Fifteen minutes found us in Sandy Traverse's office. In one bold stroke, all of my high-corporate fantasies were dashed. In a word, Traverse's office could be described as stark. In a compound word, near-empty. The walls stood bare of any adornment, lacking even the usual concession to ego that was the University degree. The surreal effect continued as I realized that his desk, while holding a computer, phone and lamp, had nothing else. No paper, no pens, no pictures of the kids... nothing. I found myself looking forward to a time when I would once again be among people who made messes, had interests, and lived lives.
Traverse himself was as I remembered him. A slim man of average height, the man moved about in a manner that would put shame to a hummingbird. However, rather than seem panicky, or nervous, his movements had an efficiency about them, as if not a motion was wasted.
"Hi again. I won't waste any of your time. We have a dossier of Ms. Tait's information. What we were able to gather. The personal information is encoded with red tabs, professional with blue. Her curriculum vitae is in orange, though that doesn't really matter, since it's all at the back. You can pick up the dossier from Ann when we're finished. Do you have any questions?"
I could think of several thousand questions, none of which pertained to the case, and all of which would likely alienate Traverse toward us to the extend of terminating our contract. I kept my mouth shut.
"Without going over the dossier, there's nothing to discuss at this moment.
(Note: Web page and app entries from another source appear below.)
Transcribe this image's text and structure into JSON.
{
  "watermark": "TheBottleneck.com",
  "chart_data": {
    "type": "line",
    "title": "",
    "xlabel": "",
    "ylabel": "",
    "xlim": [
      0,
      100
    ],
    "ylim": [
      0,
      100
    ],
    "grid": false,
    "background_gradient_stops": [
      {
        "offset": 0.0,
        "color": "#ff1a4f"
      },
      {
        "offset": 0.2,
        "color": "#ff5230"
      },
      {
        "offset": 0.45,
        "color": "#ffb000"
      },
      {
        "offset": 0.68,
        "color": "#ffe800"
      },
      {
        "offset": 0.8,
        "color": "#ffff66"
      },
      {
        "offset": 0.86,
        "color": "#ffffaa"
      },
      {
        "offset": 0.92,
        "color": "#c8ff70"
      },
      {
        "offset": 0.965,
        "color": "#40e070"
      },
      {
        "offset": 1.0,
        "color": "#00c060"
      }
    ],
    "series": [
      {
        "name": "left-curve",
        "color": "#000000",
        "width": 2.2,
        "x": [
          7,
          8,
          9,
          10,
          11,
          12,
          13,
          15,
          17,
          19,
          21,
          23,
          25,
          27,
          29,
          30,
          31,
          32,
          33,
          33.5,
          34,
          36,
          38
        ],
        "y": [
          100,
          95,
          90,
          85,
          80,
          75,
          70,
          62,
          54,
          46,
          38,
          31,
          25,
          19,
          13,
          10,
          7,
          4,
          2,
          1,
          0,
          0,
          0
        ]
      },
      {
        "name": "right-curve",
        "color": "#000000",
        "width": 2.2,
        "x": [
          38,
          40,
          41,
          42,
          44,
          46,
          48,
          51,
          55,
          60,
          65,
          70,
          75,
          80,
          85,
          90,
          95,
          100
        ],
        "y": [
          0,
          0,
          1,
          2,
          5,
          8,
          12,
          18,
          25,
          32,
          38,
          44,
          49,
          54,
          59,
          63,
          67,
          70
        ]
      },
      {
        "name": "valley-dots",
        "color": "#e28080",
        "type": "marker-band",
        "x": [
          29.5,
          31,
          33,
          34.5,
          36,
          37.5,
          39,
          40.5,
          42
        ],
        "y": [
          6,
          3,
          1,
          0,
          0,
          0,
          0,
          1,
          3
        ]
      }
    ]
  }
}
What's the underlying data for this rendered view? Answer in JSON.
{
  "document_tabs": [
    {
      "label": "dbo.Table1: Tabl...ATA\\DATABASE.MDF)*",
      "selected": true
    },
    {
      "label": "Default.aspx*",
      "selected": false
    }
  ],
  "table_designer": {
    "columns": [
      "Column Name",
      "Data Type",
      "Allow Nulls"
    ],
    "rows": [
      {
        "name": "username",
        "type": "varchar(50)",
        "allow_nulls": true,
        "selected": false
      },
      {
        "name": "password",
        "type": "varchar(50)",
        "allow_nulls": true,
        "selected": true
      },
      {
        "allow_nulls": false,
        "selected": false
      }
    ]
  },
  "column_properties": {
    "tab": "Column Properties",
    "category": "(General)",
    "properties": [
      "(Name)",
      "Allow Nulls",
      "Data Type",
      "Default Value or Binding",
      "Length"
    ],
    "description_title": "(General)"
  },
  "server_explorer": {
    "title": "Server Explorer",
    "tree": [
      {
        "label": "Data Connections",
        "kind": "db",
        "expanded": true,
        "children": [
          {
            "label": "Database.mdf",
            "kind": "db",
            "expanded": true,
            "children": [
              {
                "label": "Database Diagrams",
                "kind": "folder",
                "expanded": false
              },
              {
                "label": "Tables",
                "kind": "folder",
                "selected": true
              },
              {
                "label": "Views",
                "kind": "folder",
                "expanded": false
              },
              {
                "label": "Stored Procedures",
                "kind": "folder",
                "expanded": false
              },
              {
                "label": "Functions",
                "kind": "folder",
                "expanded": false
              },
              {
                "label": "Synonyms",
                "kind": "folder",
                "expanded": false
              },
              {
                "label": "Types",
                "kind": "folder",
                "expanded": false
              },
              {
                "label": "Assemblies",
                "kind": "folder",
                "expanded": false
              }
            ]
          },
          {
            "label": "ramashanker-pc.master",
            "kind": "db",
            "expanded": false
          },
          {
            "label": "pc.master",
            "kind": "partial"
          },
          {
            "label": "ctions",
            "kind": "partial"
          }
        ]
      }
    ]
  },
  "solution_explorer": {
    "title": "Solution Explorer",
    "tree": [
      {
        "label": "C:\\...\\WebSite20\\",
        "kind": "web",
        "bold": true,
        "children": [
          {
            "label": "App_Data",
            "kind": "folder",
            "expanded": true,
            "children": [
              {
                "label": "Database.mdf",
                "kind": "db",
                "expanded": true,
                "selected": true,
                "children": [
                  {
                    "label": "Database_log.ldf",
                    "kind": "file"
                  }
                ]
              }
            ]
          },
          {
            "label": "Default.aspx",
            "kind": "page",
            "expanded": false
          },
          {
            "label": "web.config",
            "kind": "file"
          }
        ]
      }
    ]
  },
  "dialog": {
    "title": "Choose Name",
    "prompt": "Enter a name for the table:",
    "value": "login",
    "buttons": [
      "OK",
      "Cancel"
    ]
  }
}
We wouldn't want to waste your time with questions you may already have answered in the dossier." James seemed to understand the way this guy's mind worked.
"I like the cut of your jib, son." and with that, and without hurrying, Sandy Traverse herded us out of his office, promising to answer any questions we might have in the future.
"A cup of coffee." I said, once we'd had our showdown with Ann, coming away unscathed, richer by one dossier.
"What's that, Liam?" Cliff asked.
"That's what Traverse reminds me of. The human equivalent to a cup of coffee."
They stared at me in uncomprehending disdain for awhile. I never claimed to be insightful. It was just an observation, anyway.